"Listen to What the Man Said" is a hit single from Wings' 1975 album Venus and Mars. The song featured new member Joe English on drums, with guest musiciansDave Mason on guitar and Tom Scott on soprano saxophone. It was a number 1 single on the Billboard Hot 100 chart in the US; as well, it reached number 1 in Canada on the RPM National Top Singles Chart. It also reached number 6 in the UK, and reached the top ten in Norway and New Zealand and the top twenty in the Netherlands. The single was certified Gold by the Recording Industry Association of America for sales of over one million copies.
- 1 Recording
- 2 Lyrics
- 3 Reception
- 4 Charts
- 4.1 Weekly singles charts
- 4.2 Year-end charts
- 5 Covers
- 6 References
"Listen to What the Man Said" was recorded in early 1975 by Wings during their New Orleans sessions for Venus and Mars. It was a song which McCartney had high hopes for, but early recordings did not live up to the song's potential. After Mason added guitar overdubs, the band was still dissatisfied. However, once Scott recorded the sax solo, the band was satisfied. Although several takes of the solo were recorded, the very first take was the one that was used. The effect of a kiss smack heard on the track was recorded by engineer Alan O'Duffy, who taped Linda doing it.
The end of the song also features a small link used to transition into the next song on Venus and Mars, "Treat Her Gently/Lonely Old People".
The song is an optimistic love song. Even though love may be blind or may cause separated lovers to suffer, the singer believes that love will prevail. This is in accordance with what “the man” said. “The man” is not explicitly identified, but might be God. Author Vincent Benitez believes that, "McCartney is advising everyone to stick with the basics of life, which for him means focusing on love." The song is in the key of G major, although the key is not established until the chorus.
Allmusic critic Stephen Thomas Erlewine called "Listen to What the Man Said" "a typically sweet and lovely melody". Paul Nelson of Rolling Stone called it "deliciously catchy" and "as fine an example of slick, professional entertainment and carefully crafted 'product' as has ever hit the airwaves". Author John Blaney described the song as "a slice of radio-friendly pop" and "a joyous celebration of love and life, buoyed by Linda's equally exuberant backing vocals...". Benitez described the song as "another great example of McCartney-style pop, a buoyant and optimistic song about love where words and music are wedded together. Authors Roy Carr and Tony Tyler note about the song that "artful and sensitive production elevate what was originally a piece of inconsequential whimsy into what can only be described as High Pop", also describing the song as "likeable" and "hummable". Author Chris Ingham described the song as "superior pop".

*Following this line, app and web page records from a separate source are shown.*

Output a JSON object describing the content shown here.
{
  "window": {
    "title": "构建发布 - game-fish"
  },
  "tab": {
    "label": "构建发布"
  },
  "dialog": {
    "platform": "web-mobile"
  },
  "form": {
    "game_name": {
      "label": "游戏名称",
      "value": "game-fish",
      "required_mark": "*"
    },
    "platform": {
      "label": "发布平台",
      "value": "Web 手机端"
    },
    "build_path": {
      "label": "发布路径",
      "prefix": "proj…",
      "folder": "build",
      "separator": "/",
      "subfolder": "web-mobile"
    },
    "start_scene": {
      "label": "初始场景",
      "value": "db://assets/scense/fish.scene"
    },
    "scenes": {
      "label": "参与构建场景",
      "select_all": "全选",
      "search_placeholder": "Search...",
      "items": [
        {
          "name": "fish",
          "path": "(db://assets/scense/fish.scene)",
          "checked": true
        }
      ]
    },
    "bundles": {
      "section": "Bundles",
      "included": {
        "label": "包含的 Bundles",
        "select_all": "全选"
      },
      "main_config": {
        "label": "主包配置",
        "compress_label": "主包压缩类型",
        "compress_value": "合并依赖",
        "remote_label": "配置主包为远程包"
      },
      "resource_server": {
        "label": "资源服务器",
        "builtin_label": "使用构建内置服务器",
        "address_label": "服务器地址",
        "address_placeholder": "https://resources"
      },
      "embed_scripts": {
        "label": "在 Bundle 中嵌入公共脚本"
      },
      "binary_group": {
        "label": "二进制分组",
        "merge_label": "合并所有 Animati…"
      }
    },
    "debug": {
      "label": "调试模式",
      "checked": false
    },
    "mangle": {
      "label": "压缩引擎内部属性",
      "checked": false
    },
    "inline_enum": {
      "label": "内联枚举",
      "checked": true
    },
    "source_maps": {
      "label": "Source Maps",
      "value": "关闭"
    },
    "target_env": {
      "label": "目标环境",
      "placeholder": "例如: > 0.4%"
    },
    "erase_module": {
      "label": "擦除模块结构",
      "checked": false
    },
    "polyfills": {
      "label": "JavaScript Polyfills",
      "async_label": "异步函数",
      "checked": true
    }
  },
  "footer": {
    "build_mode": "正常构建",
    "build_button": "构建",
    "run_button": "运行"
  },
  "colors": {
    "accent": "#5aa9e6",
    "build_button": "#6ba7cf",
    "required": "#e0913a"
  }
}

The song was also included on the numerous greatest hits compilations, including 1987's All the Best! and and 2001's Wingspan: Hits and History. However, it was not included on the first Wings compilation, Wings Greatest.
Weekly singles charts Edit
Year-end charts Edit
- The song was covered (as "L.T.W.T.M.S.") by indie pop band The Trouble with Sweeney on their 2004 EP Fishtown Briefcase.
- Ex-Wings member Laurence Juber covered the song on his 2005 album One Wing, despite not being a member of the band at the time of the song's recording and release.
- Former Wings member Denny Laine covered "Listen to What the Man Said" in 1996 on his album Wings at the Sound of Denny Laine.
- In 2008, Freedy Johnston covered this song on his album My Favourite Waste of Time.
- The chorus elements from the single were used in the 2003 Dance single "Just The Way You Are" by the Italian dance group Milky. Because of this, Paul and Linda McCartney were given credit on the single.
- Owl City covered "Listen to What the Man Said" on The Art of McCartney tribute album.